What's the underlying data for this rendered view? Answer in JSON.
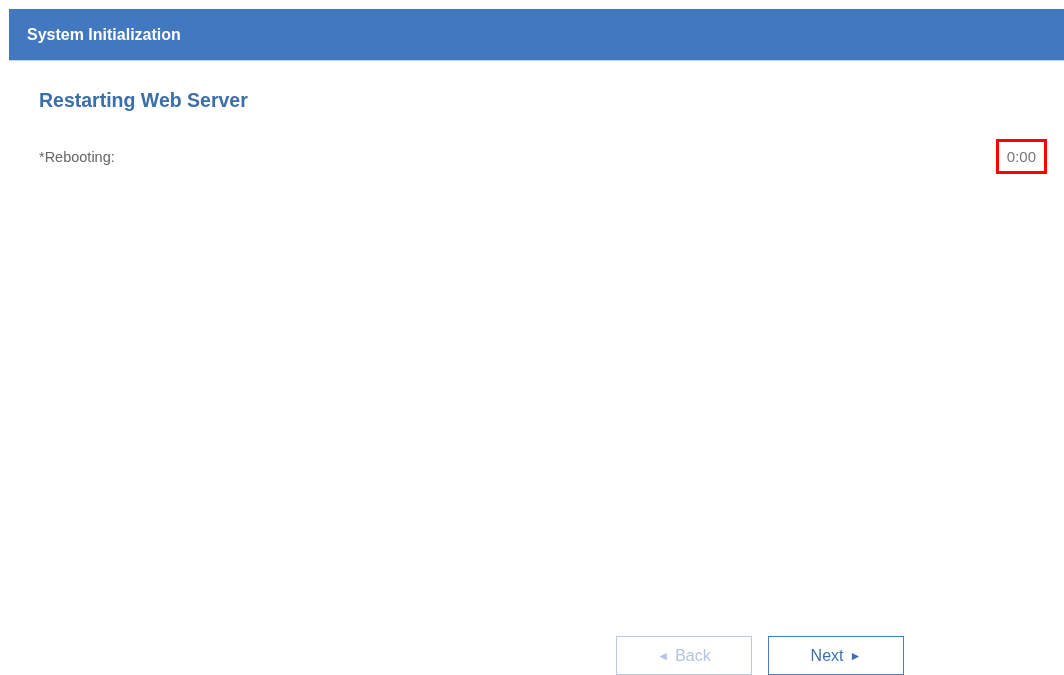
{
  "window": {
    "title": "System Initialization"
  },
  "heading": "Restarting Web Server",
  "field": {
    "label": "*Rebooting:",
    "value": "0:00",
    "highlighted": true
  },
  "buttons": [
    {
      "kind": "back",
      "icon": "◄",
      "label": "Back",
      "disabled": true
    },
    {
      "kind": "next",
      "icon": "►",
      "label": "Next",
      "disabled": false
    }
  ]
}
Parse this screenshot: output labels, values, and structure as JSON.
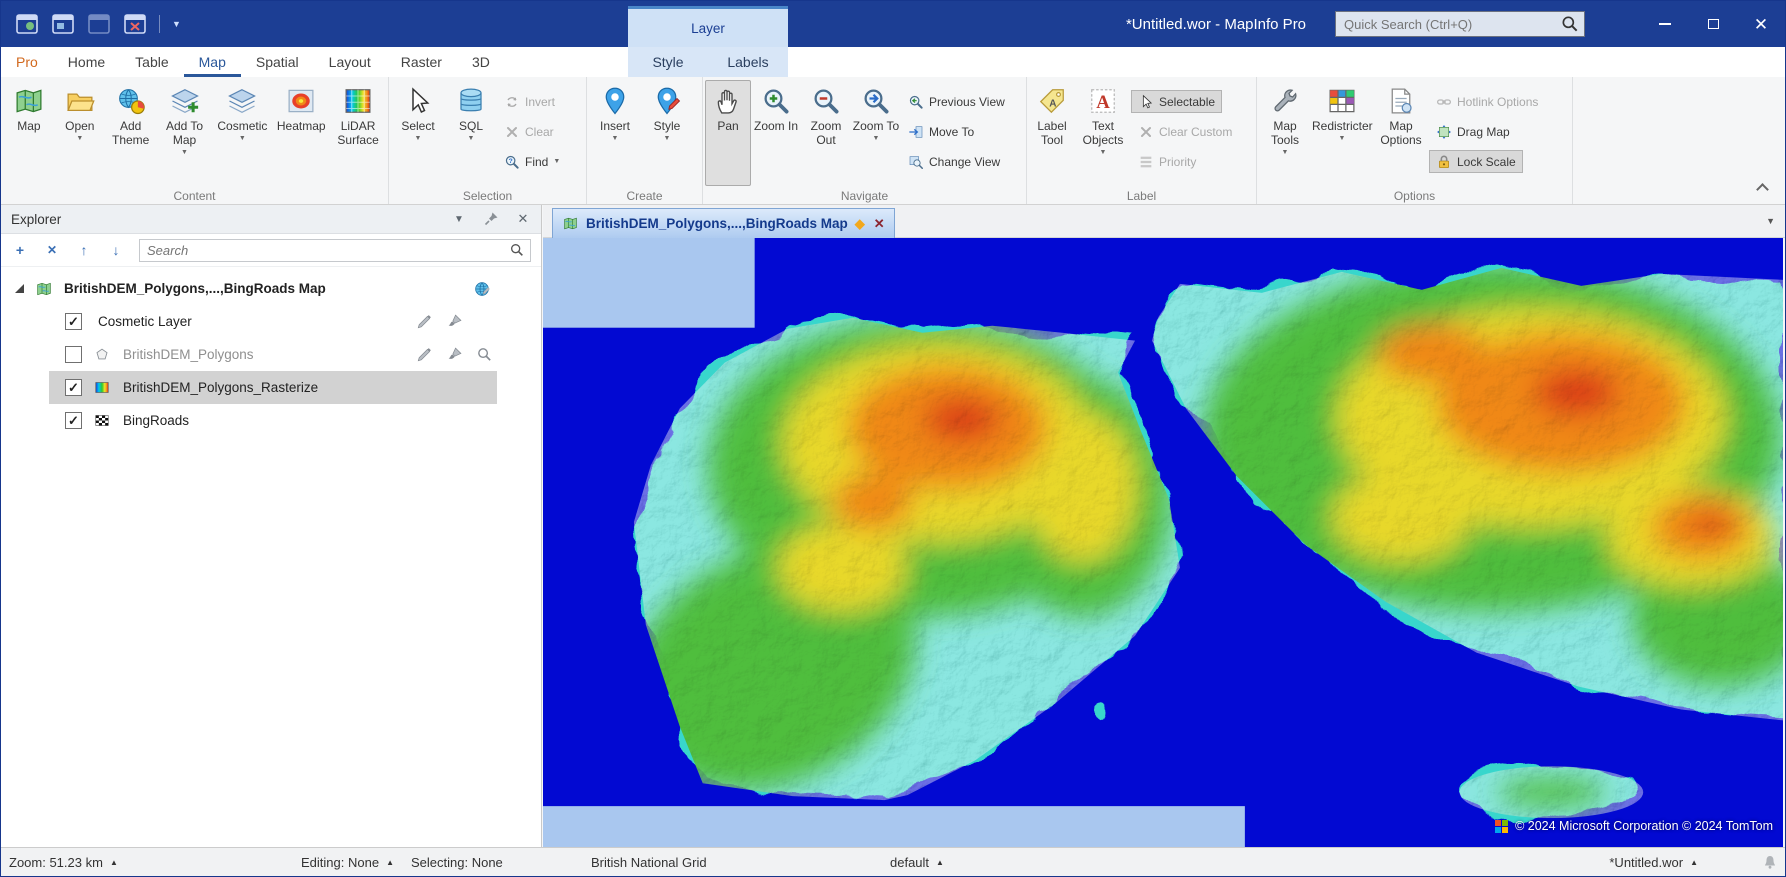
{
  "colors": {
    "titlebar": "#1c3e94",
    "accent": "#2a579a",
    "pro_tab_orange": "#d2691e",
    "ocean_blue": "#0209d2",
    "nodata_blue": "#a9c7ef",
    "selection_gray": "#d2d2d2"
  },
  "window": {
    "title": "*Untitled.wor - MapInfo Pro",
    "search_placeholder": "Quick Search (Ctrl+Q)"
  },
  "tabs": {
    "items": [
      "Pro",
      "Home",
      "Table",
      "Map",
      "Spatial",
      "Layout",
      "Raster",
      "3D"
    ],
    "active": "Map",
    "contextual_group": "Layer",
    "contextual": [
      "Style",
      "Labels"
    ]
  },
  "ribbon": {
    "content": {
      "label": "Content",
      "buttons": [
        "Map",
        "Open",
        "Add Theme",
        "Add To Map",
        "Cosmetic",
        "Heatmap",
        "LiDAR Surface"
      ]
    },
    "selection": {
      "label": "Selection",
      "large": [
        "Select",
        "SQL"
      ],
      "small": [
        "Invert",
        "Clear",
        "Find"
      ]
    },
    "create": {
      "label": "Create",
      "large": [
        "Insert",
        "Style"
      ]
    },
    "navigate": {
      "label": "Navigate",
      "large": [
        "Pan",
        "Zoom In",
        "Zoom Out",
        "Zoom To"
      ],
      "small": [
        "Previous View",
        "Move To",
        "Change View"
      ]
    },
    "label": {
      "label": "Label",
      "large": [
        "Label Tool",
        "Text Objects"
      ],
      "small": [
        "Selectable",
        "Clear Custom",
        "Priority"
      ]
    },
    "options": {
      "label": "Options",
      "large": [
        "Map Tools",
        "Redistricter",
        "Map Options"
      ],
      "small": [
        "Hotlink Options",
        "Drag Map",
        "Lock Scale"
      ]
    }
  },
  "explorer": {
    "title": "Explorer",
    "search_placeholder": "Search",
    "root": "BritishDEM_Polygons,...,BingRoads Map",
    "layers": [
      {
        "name": "Cosmetic Layer",
        "checked": true
      },
      {
        "name": "BritishDEM_Polygons",
        "checked": false
      },
      {
        "name": "BritishDEM_Polygons_Rasterize",
        "checked": true,
        "selected": true
      },
      {
        "name": "BingRoads",
        "checked": true
      }
    ]
  },
  "document": {
    "tab": "BritishDEM_Polygons,...,BingRoads Map",
    "attribution": "© 2024 Microsoft Corporation © 2024 TomTom"
  },
  "statusbar": {
    "zoom": "Zoom: 51.23 km",
    "editing": "Editing: None",
    "selecting": "Selecting: None",
    "projection": "British National Grid",
    "style": "default",
    "workspace": "*Untitled.wor"
  }
}
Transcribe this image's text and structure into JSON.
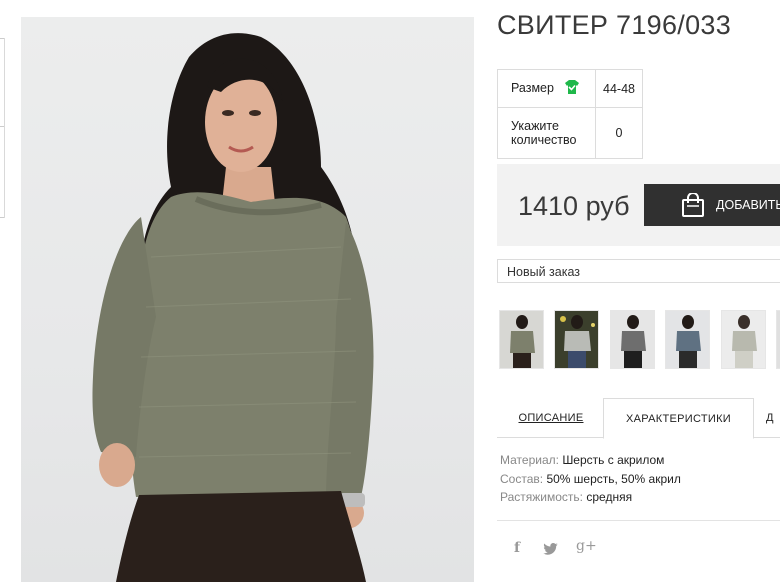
{
  "product": {
    "title": "СВИТЕР 7196/033",
    "price": "1410 руб"
  },
  "attributes": {
    "size_label": "Размер",
    "size_value": "44-48",
    "qty_label_line1": "Укажите",
    "qty_label_line2": "количество",
    "qty_value": "0"
  },
  "cart": {
    "add_label": "ДОБАВИТЬ"
  },
  "order": {
    "selected": "Новый заказ"
  },
  "tabs": {
    "description": "ОПИСАНИЕ",
    "characteristics": "ХАРАКТЕРИСТИКИ",
    "third_partial": "Д"
  },
  "specs": [
    {
      "key": "Материал:",
      "value": "Шерсть с акрилом"
    },
    {
      "key": "Состав:",
      "value": "50% шерсть, 50% акрил"
    },
    {
      "key": "Растяжимость:",
      "value": "средняя"
    }
  ],
  "social": {
    "facebook": "f",
    "twitter": "twitter-icon",
    "googleplus": "g+"
  },
  "colors": {
    "accent_green": "#1fb84a",
    "button_dark": "#303030",
    "price_bg": "#f2f2f2",
    "sweater_olive": "#7d806c"
  }
}
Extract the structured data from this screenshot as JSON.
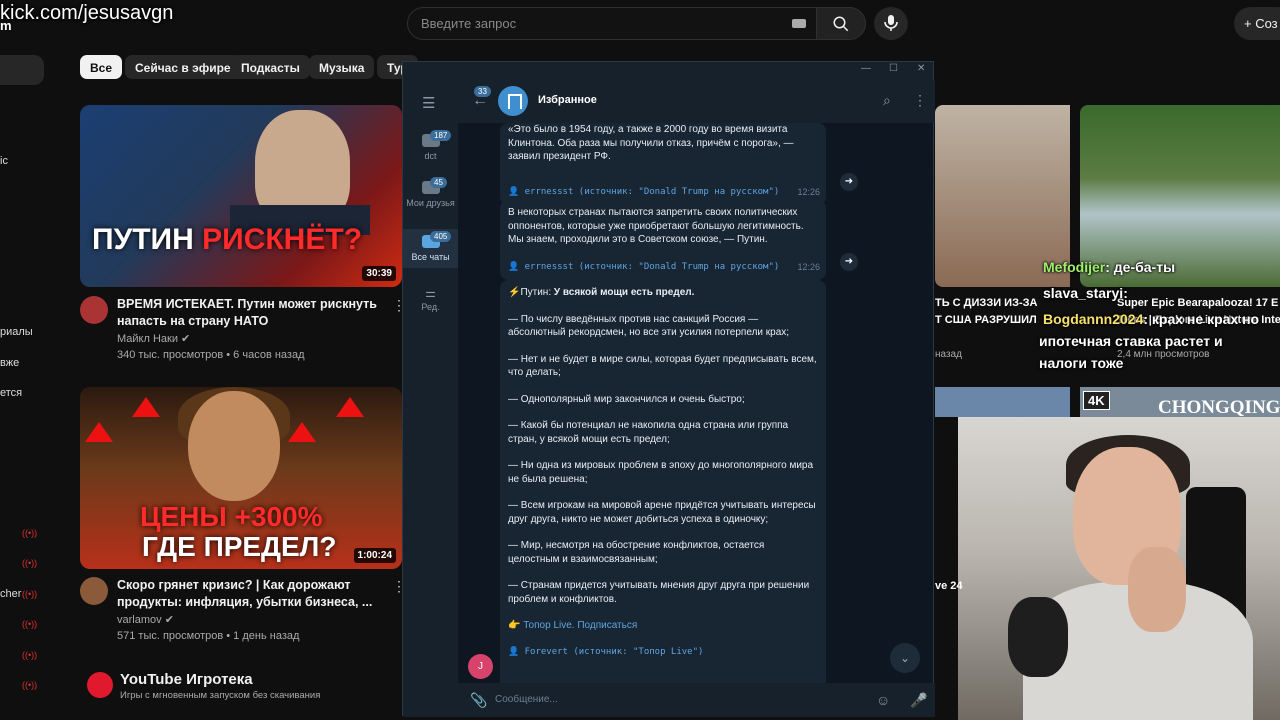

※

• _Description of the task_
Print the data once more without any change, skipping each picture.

• _Exercise output_
What's the underlying data for this rendered view? Answer in JSON.
{
  "window": {
    "title": "System Initialization"
  },
  "heading": "Restarting Web Server",
  "field": {
    "label": "*Rebooting:",
    "value": "0:00",
    "highlighted": true
  },
  "buttons": [
    {
      "kind": "back",
      "icon": "◄",
      "label": "Back",
      "disabled": true
    },
    {
      "kind": "next",
      "icon": "►",
      "label": "Next",
      "disabled": false
    }
  ]
}
Parse this screenshot: output labels, values, and structure as JSON.
{
  "colors": {
    "titlebar": "#1c3e94",
    "accent": "#2a579a",
    "pro_tab_orange": "#d2691e",
    "ocean_blue": "#0209d2",
    "nodata_blue": "#a9c7ef",
    "selection_gray": "#d2d2d2"
  },
  "window": {
    "title": "*Untitled.wor - MapInfo Pro",
    "search_placeholder": "Quick Search (Ctrl+Q)"
  },
  "tabs": {
    "items": [
      "Pro",
      "Home",
      "Table",
      "Map",
      "Spatial",
      "Layout",
      "Raster",
      "3D"
    ],
    "active": "Map",
    "contextual_group": "Layer",
    "contextual": [
      "Style",
      "Labels"
    ]
  },
  "ribbon": {
    "content": {
      "label": "Content",
      "buttons": [
        "Map",
        "Open",
        "Add Theme",
        "Add To Map",
        "Cosmetic",
        "Heatmap",
        "LiDAR Surface"
      ]
    },
    "selection": {
      "label": "Selection",
      "large": [
        "Select",
        "SQL"
      ],
      "small": [
        "Invert",
        "Clear",
        "Find"
      ]
    },
    "create": {
      "label": "Create",
      "large": [
        "Insert",
        "Style"
      ]
    },
    "navigate": {
      "label": "Navigate",
      "large": [
        "Pan",
        "Zoom In",
        "Zoom Out",
        "Zoom To"
      ],
      "small": [
        "Previous View",
        "Move To",
        "Change View"
      ]
    },
    "label": {
      "label": "Label",
      "large": [
        "Label Tool",
        "Text Objects"
      ],
      "small": [
        "Selectable",
        "Clear Custom",
        "Priority"
      ]
    },
    "options": {
      "label": "Options",
      "large": [
        "Map Tools",
        "Redistricter",
        "Map Options"
      ],
      "small": [
        "Hotlink Options",
        "Drag Map",
        "Lock Scale"
      ]
    }
  },
  "explorer": {
    "title": "Explorer",
    "search_placeholder": "Search",
    "root": "BritishDEM_Polygons,...,BingRoads Map",
    "layers": [
      {
        "name": "Cosmetic Layer",
        "checked": true
      },
      {
        "name": "BritishDEM_Polygons",
        "checked": false
      },
      {
        "name": "BritishDEM_Polygons_Rasterize",
        "checked": true,
        "selected": true
      },
      {
        "name": "BingRoads",
        "checked": true
      }
    ]
  },
  "document": {
    "tab": "BritishDEM_Polygons,...,BingRoads Map",
    "attribution": "© 2024 Microsoft Corporation © 2024 TomTom"
  },
  "statusbar": {
    "zoom": "Zoom: 51.23 km",
    "editing": "Editing: None",
    "selecting": "Selecting: None",
    "projection": "British National Grid",
    "style": "default",
    "workspace": "*Untitled.wor"
  }
}
Transcribe this image's text and structure into JSON.
{
  "product": {
    "title": "СВИТЕР 7196/033",
    "price": "1410 руб"
  },
  "attributes": {
    "size_label": "Размер",
    "size_value": "44-48",
    "qty_label_line1": "Укажите",
    "qty_label_line2": "количество",
    "qty_value": "0"
  },
  "cart": {
    "add_label": "ДОБАВИТЬ"
  },
  "order": {
    "selected": "Новый заказ"
  },
  "tabs": {
    "description": "ОПИСАНИЕ",
    "characteristics": "ХАРАКТЕРИСТИКИ",
    "third_partial": "Д"
  },
  "specs": [
    {
      "key": "Материал:",
      "value": "Шерсть с акрилом"
    },
    {
      "key": "Состав:",
      "value": "50% шерсть, 50% акрил"
    },
    {
      "key": "Растяжимость:",
      "value": "средняя"
    }
  ],
  "social": {
    "facebook": "f",
    "twitter": "twitter-icon",
    "googleplus": "g+"
  },
  "colors": {
    "accent_green": "#1fb84a",
    "button_dark": "#303030",
    "price_bg": "#f2f2f2",
    "sweater_olive": "#7d806c"
  }
}
Extract the structured data from this screenshot as JSON.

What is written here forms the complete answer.